Sunday, 24 April 2011

Links of the Week

Some great articles this week. Here are my favourite:

Friday, 22 April 2011

Should we obsess about social mobility?

Today I came across a very interesting article from Owen Jones about how focusing on social mobility and considering it as the great test of governments ignores the more important issue of inequality.

This quote caught me in particular:

"Social mobility is the common language of today's political establishment. As Nick Clegg would have it: "For old progressives, reducing snapshot income inequality is the ultimate goal. For new progressives, reducing the barriers to social mobility is."
But social mobility has nothing to offer the vast majority of people who share the backgrounds of my old classmates. It's the idea of creaming off a small minority of able working-class kids and catapulting them into the middle classes. You accept the class system, merely offering ladders for some to escape the bottom. As Clegg suggests, issues such as inequality are sidelined."
I have always accepted this focus on social mobility without great thought. I just believed that social mobility is important and that is that. Of course it is, and Jones points this out, arguing that we shouldn't 'abandon attempts to crack open the worlds of politics and the media, to take two striking examples... It's not just unfair, it leads to bad policies and bad journalism.'

However, with social mobility, it is only a small group that get ahead into the professions, and there are still millions left in traditional working class jobs. Social mobility as it is considered today does not deal with the millions who have to work long hours, in difficult jobs that society sneers at. Social mobility does nothing for the cleaners or waste recycling workers.

Social mobility is important but so is economic inequality. Furthermore by arguing that working class people should 'move up' to professional jobs like journalism or banking or advertising, entrenches a hierarchy and a scorn of jobs at the 'bottom' of society. It ignores the fact that jobs like cleaning and recycling are socially important and that these workers are paid badly.

As Owen says,

"Rather than embracing the individualism of social mobility, we need a collective approach. In the four years before the recession hit, the real wages of the bottom half were stagnating; for the bottom third, they actually declined... At the heart of politics should be a determination to improve the lives of working-class people as a class, rather than focusing on ways to somehow rescue a small minority."

Thursday, 21 April 2011

My favourite blogpost

I was just looking through some of my old blogposts to see whether my writing had improved over time. I have to admit the jury is still out on that. The Ed Miliband post was written up in about twenty minutes at 2am in the morning so I don't think it shows a great deal of improvement, and the post on Libya was too small to see much of a difference. Having a read through some of my posts I think my post on the Lib Dems and Labour forming an electoral pact is the best so far. Although the idea of Labour and LD forming an electoral pact is, at the moment, beyond whimsical I think there are a lot of good points about not forgetting that it is the Tories that are still the enemy of the centre-left and the Coalition only reinforces this, that when Labour and the LD try to ape the Tories that things go wrong and that Labour and LD have some key common themes (whatever Clegg says). Also, this post is one that I think is fairly original (maybe that's because the argument is bonkers!)

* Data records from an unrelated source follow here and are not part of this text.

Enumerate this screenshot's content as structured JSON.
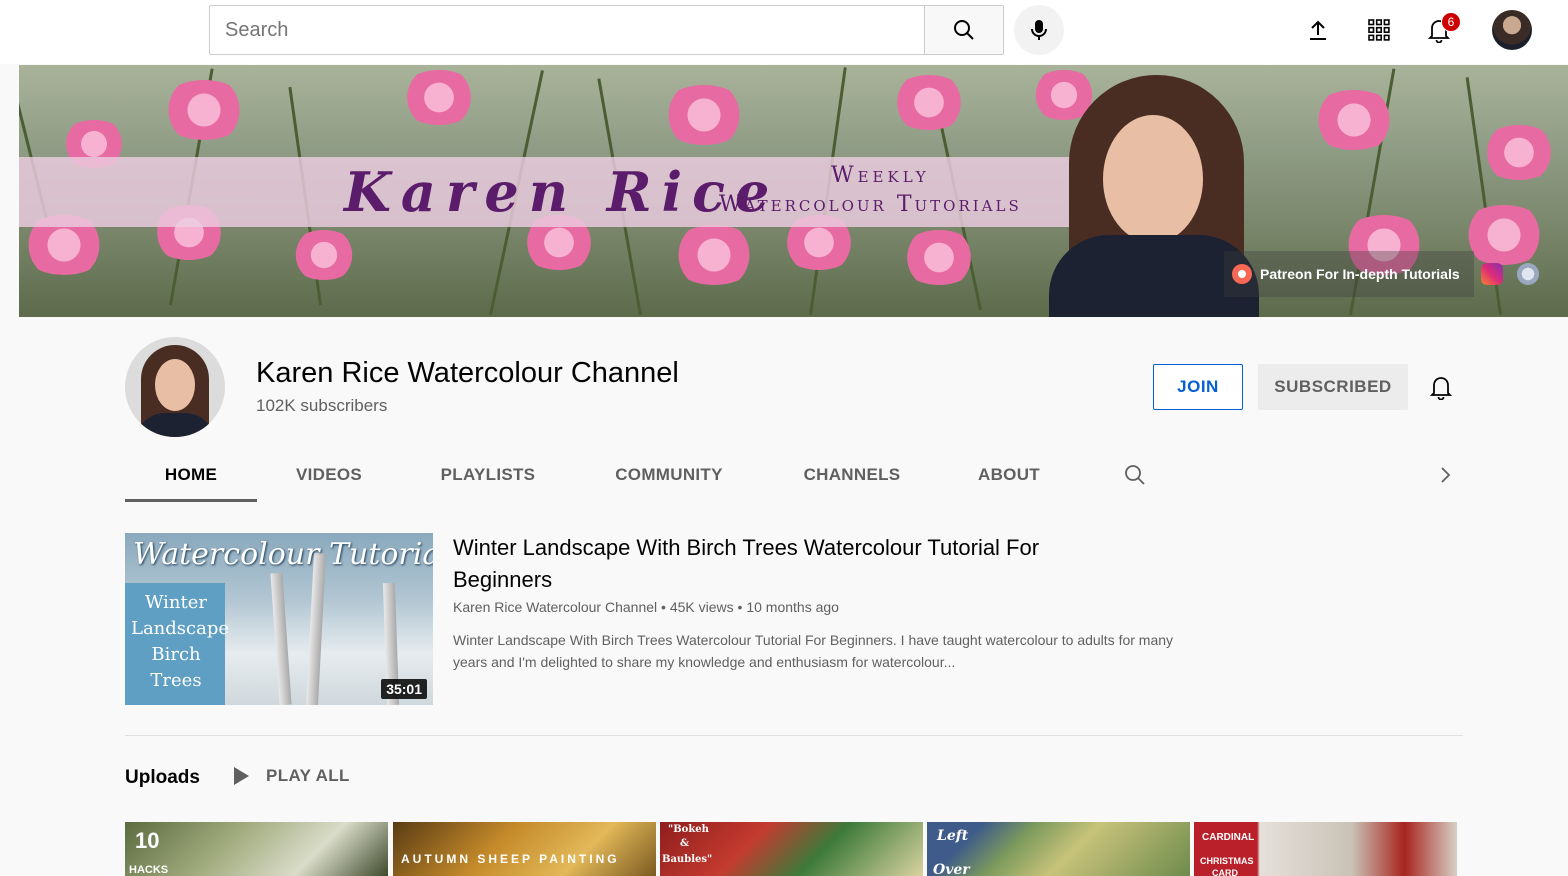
{
  "topbar": {
    "search_placeholder": "Search",
    "notification_count": "6"
  },
  "banner": {
    "name": "Karen Rice",
    "line1": "Weekly",
    "line2": "Watercolour Tutorials",
    "link_text": "Patreon For In-depth Tutorials"
  },
  "channel": {
    "title": "Karen Rice Watercolour Channel",
    "subscribers": "102K subscribers",
    "join_label": "JOIN",
    "subscribed_label": "SUBSCRIBED"
  },
  "tabs": [
    {
      "label": "HOME",
      "active": true
    },
    {
      "label": "VIDEOS"
    },
    {
      "label": "PLAYLISTS"
    },
    {
      "label": "COMMUNITY"
    },
    {
      "label": "CHANNELS"
    },
    {
      "label": "ABOUT"
    }
  ],
  "featured": {
    "thumb_headline": "Watercolour Tutorial",
    "thumb_sub": [
      "Winter",
      "Landscape",
      "Birch",
      "Trees"
    ],
    "duration": "35:01",
    "title": "Winter Landscape With Birch Trees Watercolour Tutorial For Beginners",
    "channel": "Karen Rice Watercolour Channel",
    "views": "45K views",
    "age": "10 months ago",
    "description": "Winter Landscape With Birch Trees Watercolour Tutorial For Beginners. I have taught watercolour to adults for many years and I'm delighted to share my knowledge and enthusiasm for watercolour..."
  },
  "uploads": {
    "label": "Uploads",
    "play_all": "PLAY ALL",
    "thumbs": [
      {
        "text": "10",
        "text2": "HACKS"
      },
      {
        "text": "AUTUMN SHEEP PAINTING"
      },
      {
        "text": "\"Bokeh",
        "text2": "&",
        "text3": "Baubles\""
      },
      {
        "text": "Left",
        "text2": "Over"
      },
      {
        "text": "CARDINAL",
        "text2": "CHRISTMAS",
        "text3": "CARD"
      }
    ]
  },
  "colors": {
    "accent_blue": "#065fd4",
    "badge_red": "#cc0000",
    "banner_text": "#5a1c6b"
  }
}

So if you have come to my blog and want to read what I reckon is my best blog post so far then read:

'At the next election two parties should have a pact - the Lib Dems and Labour'

Sunday, 17 April 2011

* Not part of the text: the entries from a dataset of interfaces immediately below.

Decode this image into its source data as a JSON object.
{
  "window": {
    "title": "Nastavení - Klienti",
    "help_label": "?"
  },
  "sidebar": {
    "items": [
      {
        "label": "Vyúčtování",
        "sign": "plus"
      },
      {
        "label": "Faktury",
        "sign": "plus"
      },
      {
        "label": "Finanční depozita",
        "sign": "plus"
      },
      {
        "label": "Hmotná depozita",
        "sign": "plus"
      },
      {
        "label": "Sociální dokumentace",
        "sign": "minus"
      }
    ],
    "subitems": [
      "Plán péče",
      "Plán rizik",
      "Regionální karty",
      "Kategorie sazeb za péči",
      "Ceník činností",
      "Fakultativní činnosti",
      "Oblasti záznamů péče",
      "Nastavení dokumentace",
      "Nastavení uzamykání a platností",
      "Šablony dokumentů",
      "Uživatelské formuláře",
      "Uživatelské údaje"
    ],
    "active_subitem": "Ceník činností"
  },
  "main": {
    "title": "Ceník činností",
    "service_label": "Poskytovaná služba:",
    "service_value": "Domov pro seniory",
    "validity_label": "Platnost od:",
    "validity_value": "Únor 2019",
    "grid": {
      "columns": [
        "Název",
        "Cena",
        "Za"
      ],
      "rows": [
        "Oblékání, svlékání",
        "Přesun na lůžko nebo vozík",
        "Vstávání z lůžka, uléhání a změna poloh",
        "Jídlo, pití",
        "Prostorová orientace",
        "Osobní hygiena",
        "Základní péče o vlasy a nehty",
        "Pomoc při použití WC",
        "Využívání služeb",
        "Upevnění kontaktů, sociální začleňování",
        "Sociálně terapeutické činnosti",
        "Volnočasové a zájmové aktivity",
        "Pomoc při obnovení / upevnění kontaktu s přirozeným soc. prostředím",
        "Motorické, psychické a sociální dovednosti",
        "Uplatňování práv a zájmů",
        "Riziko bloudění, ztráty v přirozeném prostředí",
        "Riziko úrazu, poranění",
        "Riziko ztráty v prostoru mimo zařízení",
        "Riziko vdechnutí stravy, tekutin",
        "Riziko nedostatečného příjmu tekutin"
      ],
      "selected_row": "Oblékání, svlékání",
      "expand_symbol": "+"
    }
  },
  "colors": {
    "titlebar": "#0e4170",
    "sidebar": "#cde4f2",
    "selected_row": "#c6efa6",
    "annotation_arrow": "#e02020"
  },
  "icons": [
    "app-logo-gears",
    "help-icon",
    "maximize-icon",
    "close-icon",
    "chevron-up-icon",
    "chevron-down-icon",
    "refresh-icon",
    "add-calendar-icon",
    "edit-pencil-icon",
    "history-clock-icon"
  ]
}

Links of the Week

I know I've been bad and haven't posted anything for a while. I have several things in the pipeline. I think there are actually 3 articles that I'm writing, but for one reason or another - they are becoming increasingly longer or more complex and thus requiring more research - I haven't posted them yet. For this week I want to try something new and post my favourite links of the week. These will be philosophically and politically related; current affairs events, ideas and arguments that I find interesting. I hope you do too.